- **EXERCISE DETAILS**: From the first line to the last, print the records exactly, leaving out the pictures.

- **DATASET EXCERPTS**:
Segment Open
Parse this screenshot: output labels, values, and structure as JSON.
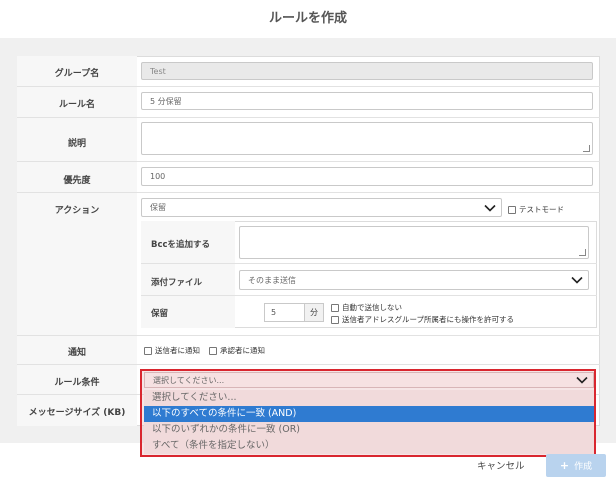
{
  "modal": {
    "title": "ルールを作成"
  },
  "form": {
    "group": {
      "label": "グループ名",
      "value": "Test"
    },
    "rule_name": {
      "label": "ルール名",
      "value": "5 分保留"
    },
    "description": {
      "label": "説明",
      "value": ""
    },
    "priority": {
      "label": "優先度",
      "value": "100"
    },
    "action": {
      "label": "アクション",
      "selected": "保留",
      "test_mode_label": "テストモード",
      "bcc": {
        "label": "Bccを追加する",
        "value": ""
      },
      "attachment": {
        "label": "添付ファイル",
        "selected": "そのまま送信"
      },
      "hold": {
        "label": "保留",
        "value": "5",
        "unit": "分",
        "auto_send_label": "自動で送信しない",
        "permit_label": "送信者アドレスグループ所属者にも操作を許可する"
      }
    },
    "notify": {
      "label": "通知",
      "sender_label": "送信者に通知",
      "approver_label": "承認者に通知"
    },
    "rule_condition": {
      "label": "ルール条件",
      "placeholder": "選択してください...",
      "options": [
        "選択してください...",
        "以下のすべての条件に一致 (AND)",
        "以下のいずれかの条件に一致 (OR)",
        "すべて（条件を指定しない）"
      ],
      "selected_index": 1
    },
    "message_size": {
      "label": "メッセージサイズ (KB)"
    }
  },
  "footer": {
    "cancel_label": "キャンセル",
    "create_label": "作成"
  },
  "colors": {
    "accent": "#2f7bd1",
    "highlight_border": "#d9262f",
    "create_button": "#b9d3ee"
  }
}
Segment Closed
- **RESPONSE TO THE TASK**:
Parse this screenshot: output labels, values, and structure as JSON.
{
  "modal": {
    "title": "ルールを作成"
  },
  "form": {
    "group": {
      "label": "グループ名",
      "value": "Test"
    },
    "rule_name": {
      "label": "ルール名",
      "value": "5 分保留"
    },
    "description": {
      "label": "説明",
      "value": ""
    },
    "priority": {
      "label": "優先度",
      "value": "100"
    },
    "action": {
      "label": "アクション",
      "selected": "保留",
      "test_mode_label": "テストモード",
      "bcc": {
        "label": "Bccを追加する",
        "value": ""
      },
      "attachment": {
        "label": "添付ファイル",
        "selected": "そのまま送信"
      },
      "hold": {
        "label": "保留",
        "value": "5",
        "unit": "分",
        "auto_send_label": "自動で送信しない",
        "permit_label": "送信者アドレスグループ所属者にも操作を許可する"
      }
    },
    "notify": {
      "label": "通知",
      "sender_label": "送信者に通知",
      "approver_label": "承認者に通知"
    },
    "rule_condition": {
      "label": "ルール条件",
      "placeholder": "選択してください...",
      "options": [
        "選択してください...",
        "以下のすべての条件に一致 (AND)",
        "以下のいずれかの条件に一致 (OR)",
        "すべて（条件を指定しない）"
      ],
      "selected_index": 1
    },
    "message_size": {
      "label": "メッセージサイズ (KB)"
    }
  },
  "footer": {
    "cancel_label": "キャンセル",
    "create_label": "作成"
  },
  "colors": {
    "accent": "#2f7bd1",
    "highlight_border": "#d9262f",
    "create_button": "#b9d3ee"
  }
}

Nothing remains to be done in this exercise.